→ **Problem**
Below are some records; state how many of their lines contain the word "JSON", and add nothing.

→ **The records**
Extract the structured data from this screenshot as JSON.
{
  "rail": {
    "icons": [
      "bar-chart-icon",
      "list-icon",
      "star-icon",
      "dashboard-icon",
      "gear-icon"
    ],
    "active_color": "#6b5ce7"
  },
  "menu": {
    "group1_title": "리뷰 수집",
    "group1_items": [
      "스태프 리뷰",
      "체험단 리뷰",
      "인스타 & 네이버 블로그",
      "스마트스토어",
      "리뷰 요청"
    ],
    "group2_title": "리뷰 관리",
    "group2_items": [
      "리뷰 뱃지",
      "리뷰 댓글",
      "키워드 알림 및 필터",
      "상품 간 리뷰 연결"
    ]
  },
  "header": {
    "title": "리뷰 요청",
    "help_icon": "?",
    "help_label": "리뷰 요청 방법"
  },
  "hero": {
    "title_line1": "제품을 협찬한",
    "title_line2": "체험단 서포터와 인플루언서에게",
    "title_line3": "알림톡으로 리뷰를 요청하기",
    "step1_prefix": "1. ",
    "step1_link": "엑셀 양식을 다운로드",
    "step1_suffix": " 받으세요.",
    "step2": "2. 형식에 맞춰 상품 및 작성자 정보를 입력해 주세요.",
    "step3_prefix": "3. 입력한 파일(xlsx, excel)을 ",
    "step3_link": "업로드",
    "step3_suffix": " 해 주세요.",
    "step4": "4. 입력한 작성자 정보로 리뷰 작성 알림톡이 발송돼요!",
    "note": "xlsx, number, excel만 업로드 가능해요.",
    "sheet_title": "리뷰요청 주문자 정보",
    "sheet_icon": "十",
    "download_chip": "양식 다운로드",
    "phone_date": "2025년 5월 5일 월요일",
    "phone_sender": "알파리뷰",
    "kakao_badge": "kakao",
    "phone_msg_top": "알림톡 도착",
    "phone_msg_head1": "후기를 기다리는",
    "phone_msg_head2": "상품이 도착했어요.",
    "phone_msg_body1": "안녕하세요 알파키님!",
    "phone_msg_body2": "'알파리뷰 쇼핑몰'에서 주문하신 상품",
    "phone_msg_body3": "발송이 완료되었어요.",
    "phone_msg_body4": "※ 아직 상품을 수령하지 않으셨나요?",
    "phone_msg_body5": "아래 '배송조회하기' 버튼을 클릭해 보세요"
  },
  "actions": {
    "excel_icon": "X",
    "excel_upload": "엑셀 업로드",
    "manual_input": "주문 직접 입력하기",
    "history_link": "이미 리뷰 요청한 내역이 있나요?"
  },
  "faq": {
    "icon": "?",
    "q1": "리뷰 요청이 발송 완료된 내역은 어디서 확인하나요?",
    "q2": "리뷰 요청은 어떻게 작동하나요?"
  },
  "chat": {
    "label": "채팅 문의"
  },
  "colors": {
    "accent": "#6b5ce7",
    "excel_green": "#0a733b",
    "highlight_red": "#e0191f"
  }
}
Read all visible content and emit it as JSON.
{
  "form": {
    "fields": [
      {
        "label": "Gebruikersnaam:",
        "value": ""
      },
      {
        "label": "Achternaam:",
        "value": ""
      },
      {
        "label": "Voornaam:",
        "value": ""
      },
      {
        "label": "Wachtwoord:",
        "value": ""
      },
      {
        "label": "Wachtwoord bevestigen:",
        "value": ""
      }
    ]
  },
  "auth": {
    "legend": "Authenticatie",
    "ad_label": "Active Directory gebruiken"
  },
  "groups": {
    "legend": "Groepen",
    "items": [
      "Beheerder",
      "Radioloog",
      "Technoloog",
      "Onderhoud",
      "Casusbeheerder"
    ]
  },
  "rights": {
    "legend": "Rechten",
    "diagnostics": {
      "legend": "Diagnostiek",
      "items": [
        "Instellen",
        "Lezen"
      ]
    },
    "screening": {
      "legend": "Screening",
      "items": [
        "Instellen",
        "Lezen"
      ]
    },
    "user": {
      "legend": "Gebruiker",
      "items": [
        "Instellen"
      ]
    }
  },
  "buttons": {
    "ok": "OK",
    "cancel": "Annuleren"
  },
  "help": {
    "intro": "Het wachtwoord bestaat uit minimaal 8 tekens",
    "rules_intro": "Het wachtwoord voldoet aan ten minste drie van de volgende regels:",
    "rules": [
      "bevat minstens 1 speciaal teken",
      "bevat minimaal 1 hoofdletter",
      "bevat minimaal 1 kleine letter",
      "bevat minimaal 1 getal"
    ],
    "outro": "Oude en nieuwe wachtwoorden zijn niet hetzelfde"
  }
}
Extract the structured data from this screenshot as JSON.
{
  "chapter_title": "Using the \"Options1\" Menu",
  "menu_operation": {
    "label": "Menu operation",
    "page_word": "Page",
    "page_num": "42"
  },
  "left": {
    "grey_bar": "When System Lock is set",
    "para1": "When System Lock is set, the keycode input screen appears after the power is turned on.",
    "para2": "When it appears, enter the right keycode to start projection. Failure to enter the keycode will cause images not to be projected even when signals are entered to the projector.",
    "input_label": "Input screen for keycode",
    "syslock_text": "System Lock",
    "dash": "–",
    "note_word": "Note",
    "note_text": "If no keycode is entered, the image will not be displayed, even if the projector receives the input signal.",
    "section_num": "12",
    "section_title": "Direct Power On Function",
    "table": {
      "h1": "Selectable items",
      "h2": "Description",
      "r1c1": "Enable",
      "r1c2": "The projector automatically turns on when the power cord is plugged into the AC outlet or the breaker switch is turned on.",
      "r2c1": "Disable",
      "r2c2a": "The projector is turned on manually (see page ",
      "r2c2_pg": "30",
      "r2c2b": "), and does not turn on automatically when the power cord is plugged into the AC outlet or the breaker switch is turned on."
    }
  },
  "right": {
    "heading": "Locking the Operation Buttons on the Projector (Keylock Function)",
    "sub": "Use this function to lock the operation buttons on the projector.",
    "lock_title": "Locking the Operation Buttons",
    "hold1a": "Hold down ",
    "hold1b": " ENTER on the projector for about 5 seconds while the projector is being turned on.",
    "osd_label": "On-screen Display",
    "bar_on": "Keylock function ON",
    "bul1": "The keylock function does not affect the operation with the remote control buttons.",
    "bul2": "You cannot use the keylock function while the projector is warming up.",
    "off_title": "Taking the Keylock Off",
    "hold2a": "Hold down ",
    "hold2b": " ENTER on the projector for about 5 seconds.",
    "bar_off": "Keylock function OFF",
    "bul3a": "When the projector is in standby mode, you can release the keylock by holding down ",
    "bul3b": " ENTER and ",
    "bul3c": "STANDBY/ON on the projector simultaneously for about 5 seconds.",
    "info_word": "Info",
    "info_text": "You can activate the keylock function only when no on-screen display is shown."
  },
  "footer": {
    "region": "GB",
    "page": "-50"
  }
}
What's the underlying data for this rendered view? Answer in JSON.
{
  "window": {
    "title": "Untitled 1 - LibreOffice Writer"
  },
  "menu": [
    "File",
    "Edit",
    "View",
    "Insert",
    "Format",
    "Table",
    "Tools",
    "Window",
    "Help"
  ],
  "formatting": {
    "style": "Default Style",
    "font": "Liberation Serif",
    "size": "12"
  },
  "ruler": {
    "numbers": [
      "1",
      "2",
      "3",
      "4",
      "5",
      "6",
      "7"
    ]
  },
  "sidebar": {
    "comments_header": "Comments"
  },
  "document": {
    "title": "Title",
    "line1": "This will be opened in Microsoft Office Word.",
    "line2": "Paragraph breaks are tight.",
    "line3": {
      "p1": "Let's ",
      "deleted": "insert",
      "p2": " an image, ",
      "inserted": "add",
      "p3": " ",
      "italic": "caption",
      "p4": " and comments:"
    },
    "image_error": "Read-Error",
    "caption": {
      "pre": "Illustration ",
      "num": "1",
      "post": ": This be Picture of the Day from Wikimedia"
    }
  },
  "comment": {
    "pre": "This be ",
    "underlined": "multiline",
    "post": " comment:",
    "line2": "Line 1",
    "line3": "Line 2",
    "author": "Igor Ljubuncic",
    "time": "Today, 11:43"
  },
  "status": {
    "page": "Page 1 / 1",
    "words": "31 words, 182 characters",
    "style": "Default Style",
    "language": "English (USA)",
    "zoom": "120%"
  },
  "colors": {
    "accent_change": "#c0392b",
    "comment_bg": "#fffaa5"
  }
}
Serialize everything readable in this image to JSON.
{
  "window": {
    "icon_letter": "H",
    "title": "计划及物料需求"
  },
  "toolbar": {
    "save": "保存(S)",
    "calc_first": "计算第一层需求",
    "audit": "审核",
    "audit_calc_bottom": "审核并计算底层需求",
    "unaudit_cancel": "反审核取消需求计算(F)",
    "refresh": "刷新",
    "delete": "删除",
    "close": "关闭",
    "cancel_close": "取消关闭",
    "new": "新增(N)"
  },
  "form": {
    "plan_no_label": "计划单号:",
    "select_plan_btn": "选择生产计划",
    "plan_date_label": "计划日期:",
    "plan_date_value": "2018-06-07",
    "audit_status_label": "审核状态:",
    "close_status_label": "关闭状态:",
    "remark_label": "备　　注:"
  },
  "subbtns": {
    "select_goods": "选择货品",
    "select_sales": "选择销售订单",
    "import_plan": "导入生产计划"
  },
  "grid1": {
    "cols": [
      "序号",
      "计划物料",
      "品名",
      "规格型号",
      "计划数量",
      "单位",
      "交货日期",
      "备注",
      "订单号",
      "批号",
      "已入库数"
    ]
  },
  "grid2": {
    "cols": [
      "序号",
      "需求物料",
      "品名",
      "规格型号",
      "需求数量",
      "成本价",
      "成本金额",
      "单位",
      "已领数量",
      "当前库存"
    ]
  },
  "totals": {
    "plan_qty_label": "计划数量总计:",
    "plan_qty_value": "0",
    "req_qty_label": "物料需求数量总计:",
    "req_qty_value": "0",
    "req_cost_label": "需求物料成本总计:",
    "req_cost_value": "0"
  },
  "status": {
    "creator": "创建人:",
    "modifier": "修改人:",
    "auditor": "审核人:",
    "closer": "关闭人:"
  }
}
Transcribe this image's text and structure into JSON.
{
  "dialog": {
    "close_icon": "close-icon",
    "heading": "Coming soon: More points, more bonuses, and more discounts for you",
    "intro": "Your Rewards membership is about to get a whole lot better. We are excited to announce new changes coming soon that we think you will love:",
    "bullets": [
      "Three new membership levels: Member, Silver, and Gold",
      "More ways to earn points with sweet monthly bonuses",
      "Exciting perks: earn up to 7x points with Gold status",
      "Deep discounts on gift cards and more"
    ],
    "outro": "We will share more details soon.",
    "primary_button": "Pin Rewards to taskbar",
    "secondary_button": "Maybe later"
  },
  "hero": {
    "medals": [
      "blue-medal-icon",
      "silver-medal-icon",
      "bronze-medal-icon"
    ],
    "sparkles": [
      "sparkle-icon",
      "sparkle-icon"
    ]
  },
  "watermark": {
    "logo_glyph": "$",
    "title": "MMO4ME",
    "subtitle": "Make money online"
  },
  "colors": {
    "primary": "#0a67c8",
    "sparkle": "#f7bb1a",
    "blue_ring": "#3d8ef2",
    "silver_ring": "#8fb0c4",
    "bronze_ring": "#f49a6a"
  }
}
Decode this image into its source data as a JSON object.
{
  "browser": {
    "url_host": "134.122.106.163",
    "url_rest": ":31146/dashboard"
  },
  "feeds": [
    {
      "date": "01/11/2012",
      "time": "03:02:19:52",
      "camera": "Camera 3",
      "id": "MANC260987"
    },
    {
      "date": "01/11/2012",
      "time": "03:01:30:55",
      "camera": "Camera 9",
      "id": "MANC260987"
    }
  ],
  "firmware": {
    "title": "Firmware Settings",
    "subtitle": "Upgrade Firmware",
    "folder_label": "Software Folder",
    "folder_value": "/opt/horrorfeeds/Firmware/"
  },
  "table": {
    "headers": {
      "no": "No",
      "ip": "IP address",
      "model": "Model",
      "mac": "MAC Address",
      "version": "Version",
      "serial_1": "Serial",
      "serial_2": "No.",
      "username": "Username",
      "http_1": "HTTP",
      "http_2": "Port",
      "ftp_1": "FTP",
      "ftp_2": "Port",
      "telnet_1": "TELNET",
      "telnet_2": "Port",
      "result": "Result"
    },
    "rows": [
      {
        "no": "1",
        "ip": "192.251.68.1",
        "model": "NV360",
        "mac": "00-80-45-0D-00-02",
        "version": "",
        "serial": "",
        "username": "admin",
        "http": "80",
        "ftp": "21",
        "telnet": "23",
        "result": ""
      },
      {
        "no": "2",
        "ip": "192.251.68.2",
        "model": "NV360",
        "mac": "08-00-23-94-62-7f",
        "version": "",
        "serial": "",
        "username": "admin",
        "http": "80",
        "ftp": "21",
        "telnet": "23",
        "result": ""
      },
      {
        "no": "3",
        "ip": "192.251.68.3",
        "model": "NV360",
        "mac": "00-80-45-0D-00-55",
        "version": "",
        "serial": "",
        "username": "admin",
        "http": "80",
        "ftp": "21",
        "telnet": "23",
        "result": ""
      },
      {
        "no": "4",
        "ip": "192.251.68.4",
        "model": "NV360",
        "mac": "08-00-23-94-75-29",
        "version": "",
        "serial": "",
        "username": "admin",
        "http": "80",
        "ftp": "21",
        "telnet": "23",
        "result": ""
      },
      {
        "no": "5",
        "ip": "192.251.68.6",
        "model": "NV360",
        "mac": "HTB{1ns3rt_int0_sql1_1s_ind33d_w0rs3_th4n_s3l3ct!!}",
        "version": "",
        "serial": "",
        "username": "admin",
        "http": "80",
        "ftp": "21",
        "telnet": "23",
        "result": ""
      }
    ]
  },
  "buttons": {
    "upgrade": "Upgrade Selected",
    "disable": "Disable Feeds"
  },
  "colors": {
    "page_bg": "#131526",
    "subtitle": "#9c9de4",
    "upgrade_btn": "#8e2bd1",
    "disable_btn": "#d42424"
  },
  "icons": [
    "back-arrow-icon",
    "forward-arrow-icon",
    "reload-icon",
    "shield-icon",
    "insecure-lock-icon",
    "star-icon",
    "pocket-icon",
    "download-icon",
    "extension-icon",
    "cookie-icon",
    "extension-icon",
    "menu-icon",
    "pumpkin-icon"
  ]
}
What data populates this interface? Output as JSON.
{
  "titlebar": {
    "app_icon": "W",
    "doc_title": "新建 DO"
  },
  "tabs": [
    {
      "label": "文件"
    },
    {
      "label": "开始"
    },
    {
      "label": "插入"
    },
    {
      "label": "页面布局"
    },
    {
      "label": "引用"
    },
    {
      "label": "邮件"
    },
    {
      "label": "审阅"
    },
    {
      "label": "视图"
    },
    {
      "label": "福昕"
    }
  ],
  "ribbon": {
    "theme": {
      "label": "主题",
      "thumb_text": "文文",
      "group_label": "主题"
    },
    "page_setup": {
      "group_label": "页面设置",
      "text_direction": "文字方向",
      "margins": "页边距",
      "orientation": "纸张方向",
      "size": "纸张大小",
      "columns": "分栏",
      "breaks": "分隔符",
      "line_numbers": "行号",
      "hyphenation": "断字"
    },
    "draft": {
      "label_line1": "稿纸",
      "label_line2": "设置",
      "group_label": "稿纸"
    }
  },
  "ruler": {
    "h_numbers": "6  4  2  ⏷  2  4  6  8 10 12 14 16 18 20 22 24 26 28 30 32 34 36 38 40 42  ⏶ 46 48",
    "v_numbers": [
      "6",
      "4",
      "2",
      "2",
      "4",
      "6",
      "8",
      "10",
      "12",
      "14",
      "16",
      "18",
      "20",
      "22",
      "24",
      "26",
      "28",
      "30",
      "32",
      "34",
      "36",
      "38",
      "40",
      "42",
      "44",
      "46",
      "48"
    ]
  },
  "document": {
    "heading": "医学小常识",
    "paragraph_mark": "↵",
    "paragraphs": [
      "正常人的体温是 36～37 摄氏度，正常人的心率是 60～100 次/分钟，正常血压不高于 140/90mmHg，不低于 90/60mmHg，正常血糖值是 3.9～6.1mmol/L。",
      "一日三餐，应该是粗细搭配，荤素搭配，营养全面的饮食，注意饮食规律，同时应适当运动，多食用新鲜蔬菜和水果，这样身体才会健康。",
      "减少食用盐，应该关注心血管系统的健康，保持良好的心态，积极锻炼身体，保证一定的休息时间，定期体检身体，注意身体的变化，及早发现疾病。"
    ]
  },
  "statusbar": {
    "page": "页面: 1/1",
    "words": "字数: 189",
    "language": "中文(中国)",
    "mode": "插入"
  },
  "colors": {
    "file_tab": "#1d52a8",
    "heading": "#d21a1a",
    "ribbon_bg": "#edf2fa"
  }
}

→ **Response to the exercise**
8